the "Communique" would eventually argue that the span from 1 973 on­
ward was in fact a single variegated and extended crisis of value production,
periodically masked and deferred by various kinds of what Robert Brenner
calls ''sset Price Keynesianism"-and that 2007-2008 was the end of the
line for such strategies, and thus a "terminal crisis" in the terms of Giovanni
Arrighi.
"Absent future" did not mean apocalypse, exactly. But it did mean, to
retain the theological tonality, that the debts imposed on or elected by all
beings in this era (human, corporate, and state beings) would not be re­
deemed in that airless vault of the future-that the current regime of value
production could promise no such redemption. And with the amount of
value being produced relative to population waning decisively, no redistrib­
utive approach could succeed-it would simply be an increasingly brutal
struggle over diminishing resources, not even zero-sum but negative-sum.
Tis is part of what is meant by a crisis of reproduction-the productive
forces no longer have need, nor ability, to reproduce a nonetheless increas­
ing population.
Tis brings me, via the future and the past, to the present. I do not think
there is any way out of this crisis for the global working and sub-waged
population that is not a fundamental reorganization of production. But
this opens onto the problem of the present structure of capitalism, and the
limits of the "Communique." It is with these that I should end.
As some of us have begun to understand, the failure of production can­
not be understood simply as a failure to produce value adequate for capital­
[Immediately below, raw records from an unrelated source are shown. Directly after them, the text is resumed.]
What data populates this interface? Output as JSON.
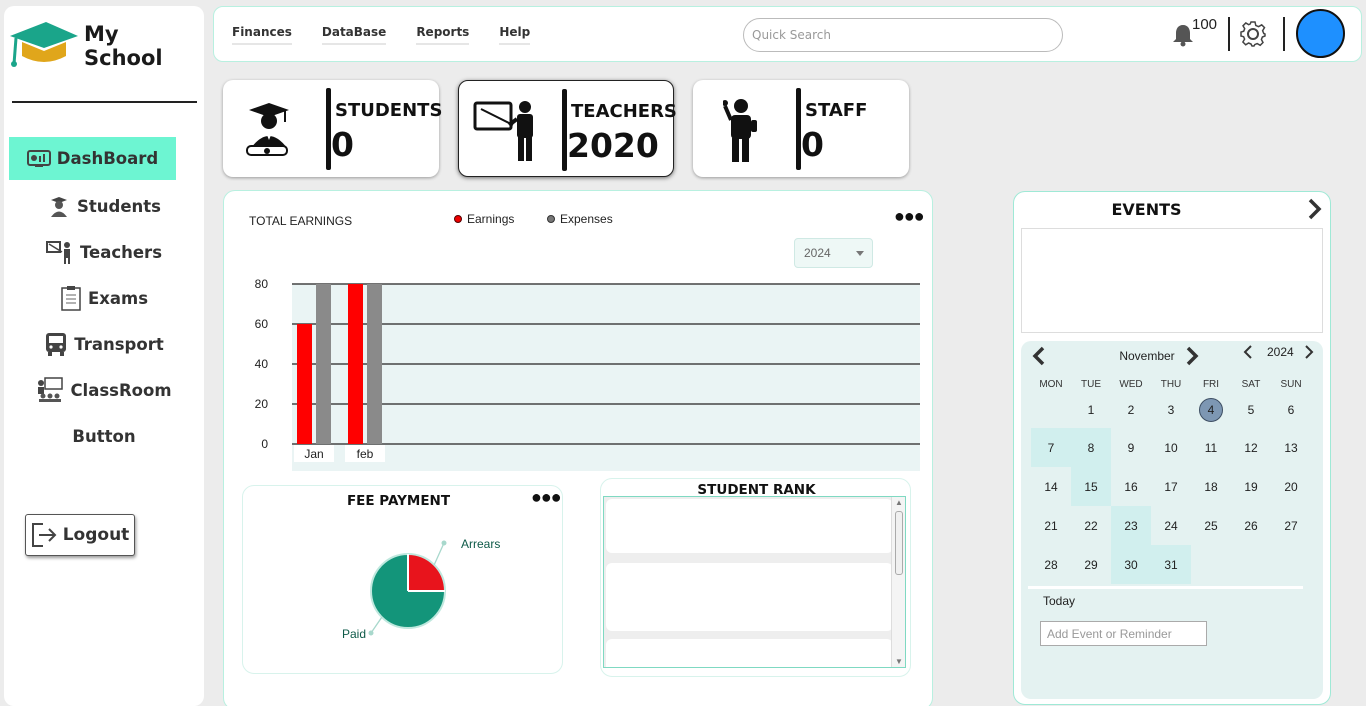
{
  "app": {
    "title": "My School"
  },
  "sidebar": {
    "items": [
      {
        "label": "DashBoard",
        "icon": "dashboard-icon",
        "active": true
      },
      {
        "label": "Students",
        "icon": "student-icon"
      },
      {
        "label": "Teachers",
        "icon": "teacher-icon"
      },
      {
        "label": "Exams",
        "icon": "exam-icon"
      },
      {
        "label": "Transport",
        "icon": "bus-icon"
      },
      {
        "label": "ClassRoom",
        "icon": "classroom-icon"
      },
      {
        "label": "Button",
        "icon": ""
      }
    ],
    "logout_label": "Logout"
  },
  "topbar": {
    "menu": [
      "Finances",
      "DataBase",
      "Reports",
      "Help"
    ],
    "search_placeholder": "Quick Search",
    "notification_count": "100"
  },
  "stats": [
    {
      "label": "STUDENTS",
      "value": "0",
      "icon": "graduate-icon"
    },
    {
      "label": "TEACHERS",
      "value": "2020",
      "icon": "teacher-board-icon"
    },
    {
      "label": "STAFF",
      "value": "0",
      "icon": "staff-icon"
    }
  ],
  "earnings": {
    "title": "TOTAL EARNINGS",
    "year": "2024"
  },
  "chart_data": [
    {
      "type": "bar",
      "categories": [
        "Jan",
        "feb"
      ],
      "series": [
        {
          "name": "Earnings",
          "values": [
            60,
            80
          ],
          "color": "#ff0000"
        },
        {
          "name": "Expenses",
          "values": [
            80,
            80
          ],
          "color": "#8a8a8a"
        }
      ],
      "ylim": [
        0,
        80
      ],
      "yticks": [
        0,
        20,
        40,
        60,
        80
      ],
      "grid": true,
      "legend": "top"
    },
    {
      "type": "pie",
      "title": "FEE PAYMENT",
      "labels": [
        "Arrears",
        "Paid"
      ],
      "values": [
        25,
        75
      ],
      "colors": [
        "#e8141c",
        "#13957a"
      ]
    }
  ],
  "student_rank": {
    "title": "STUDENT RANK"
  },
  "events": {
    "title": "EVENTS",
    "month": "November",
    "year": "2024",
    "weekdays": [
      "MON",
      "TUE",
      "WED",
      "THU",
      "FRI",
      "SAT",
      "SUN"
    ],
    "first_weekday_offset": 1,
    "days_in_month": 30,
    "extra_day": "31",
    "selected_day": 4,
    "highlighted_days": [
      7,
      8,
      15,
      23,
      30,
      31
    ],
    "today_label": "Today",
    "add_placeholder": "Add Event or Reminder"
  },
  "colors": {
    "accent": "#6df5d2",
    "border": "#b8f0e0",
    "avatar": "#1e90ff"
  }
}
ism to continue along its course, in the classical Marxian account. What we
have seen in the last four decades is a decisive shift of production into the
sphere of circulation itself Indeed, unbeknownst to Hardt and Negri and
Joshua Clover • 1 03 •
many others, the much-ballyhooed rise of immaterial labor is not so much
a dematerialization as a departure from the factory foor of production via
a leap into circulation, toward the reduction of what David Harvey calls
Socially Necessary Turnover Time-be it Walmart supply chains, massive
development of communications networks, containerization, or vast de­
ployments of fnancia liquidity.
Tis cannot reverse the directionality of the value catastrophe; on that
we are agreed. But it does shif the terrain of antagonism, of direct and im­
mediate intervention which occupation both signaled and was. Ad in this
regard the slippage awa from the indoor occupation-for which the locus
classicus is always the clangorous industrial factory, with its greasy brick and
hufng smokestack-toward some other space of fows, is not a mistake,
but an intuition. Te occupation is elsewhere: in the spaces where capital
conveys itself ever more swifly through the circuits, drawing production
and circulation ever closer even as they press against the limits of space and
time. In that sense some of the mistakes of Occupy have in fact been incom­
plete inventions, unfnished thoughts-and I believe we are still thinking.
OCCUpy EVERYHING DEMAND NOTHING: THREE LOGI CS
MARISM POSTSTRUCTURALISM
LI BERALISM
0
communism anarhism democrcy
e
political economy ethics political science
e
PRODUCTION CI RCULATION LEGI SLATION